The light output power (LOP) increased approximately linearly with current injection, with the curves from the different size devices overlapping over their respective current domains. The LOP for the 100μm device reached 0.83mW at 20mA.
The spectrum of the red light peaked at 611nm with 48nm full-width at half-maximum (FWHM) at 3A/cm2. The researchers report that there was no short-wavelength peak from the 30-period InGaN/GaN superlattice on the n-GaN layer, suggesting electron-hole injection was restricted to the red-emitting quantum wells.
At higher injection the peak blue-shifted to 588nm at 200A/cm2. The shift was attributed to higher localized states filling up at higher current, increasing the effective bandgap, along with screening of the charge-polarization electric fields of the epitaxial structures. This large blue-shift would not be welcome in color display applications.
The peak EQE for 80μm and 100μm LEDs was around 2.6%, with the peak coming for injection in the range 10-20A/cm2. The 20μm device had a slightly reduced value of 2.4%. The EQE range at 100A/cm2 was 2.3-2.5% for the 20μm to 100μm devices.
The researchers also compared the size dependence of the peak EQE with that of aluminium indium gallium phosphide (AlGaInP) devices produced by UCSB and Seoul Viosys Co Ltd of South Korea (Figure 2). The AlGaInP structure showed a 57% reduction in EQE in going from sides of 100μm down to 20μm, while the InGaN μLEDs showed relatively stable performance.

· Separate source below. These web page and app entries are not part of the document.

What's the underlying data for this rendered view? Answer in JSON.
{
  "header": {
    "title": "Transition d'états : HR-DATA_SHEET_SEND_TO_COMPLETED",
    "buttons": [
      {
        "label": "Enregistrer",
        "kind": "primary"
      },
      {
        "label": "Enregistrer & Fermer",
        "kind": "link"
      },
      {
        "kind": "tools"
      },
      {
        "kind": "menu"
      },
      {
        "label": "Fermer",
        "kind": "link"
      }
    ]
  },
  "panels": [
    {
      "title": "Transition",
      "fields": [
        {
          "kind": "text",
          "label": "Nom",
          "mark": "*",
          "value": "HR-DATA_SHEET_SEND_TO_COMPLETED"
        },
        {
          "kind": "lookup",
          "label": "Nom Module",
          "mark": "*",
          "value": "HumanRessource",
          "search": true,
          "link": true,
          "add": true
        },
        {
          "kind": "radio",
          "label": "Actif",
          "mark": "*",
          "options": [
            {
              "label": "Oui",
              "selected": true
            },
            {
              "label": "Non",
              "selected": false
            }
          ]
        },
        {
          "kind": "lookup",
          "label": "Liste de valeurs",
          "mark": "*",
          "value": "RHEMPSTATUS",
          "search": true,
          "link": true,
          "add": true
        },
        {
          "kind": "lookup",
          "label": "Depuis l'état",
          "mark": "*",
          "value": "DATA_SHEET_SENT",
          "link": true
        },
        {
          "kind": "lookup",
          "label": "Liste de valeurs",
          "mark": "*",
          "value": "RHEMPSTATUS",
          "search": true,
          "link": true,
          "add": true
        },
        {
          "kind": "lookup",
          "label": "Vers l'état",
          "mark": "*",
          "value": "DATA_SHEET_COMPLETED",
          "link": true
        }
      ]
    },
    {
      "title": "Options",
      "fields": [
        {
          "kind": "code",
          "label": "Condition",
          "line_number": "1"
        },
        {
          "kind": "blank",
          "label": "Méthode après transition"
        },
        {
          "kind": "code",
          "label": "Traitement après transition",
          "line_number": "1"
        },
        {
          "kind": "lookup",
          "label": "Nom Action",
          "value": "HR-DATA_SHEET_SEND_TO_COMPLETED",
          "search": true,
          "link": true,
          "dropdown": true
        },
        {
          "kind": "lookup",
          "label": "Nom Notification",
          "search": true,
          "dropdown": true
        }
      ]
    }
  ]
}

The researchers comment on the AlGaInP μLED EQE: “This is caused by the SRH [Shockley-Read-Hall] carrier injection loss due to a higher surface recombination velocity of AlInGaP, which is related to the fundamental property of the materials and difficult to overcome.” The SRH mechanism is the major non-radiative recombination route at low current density.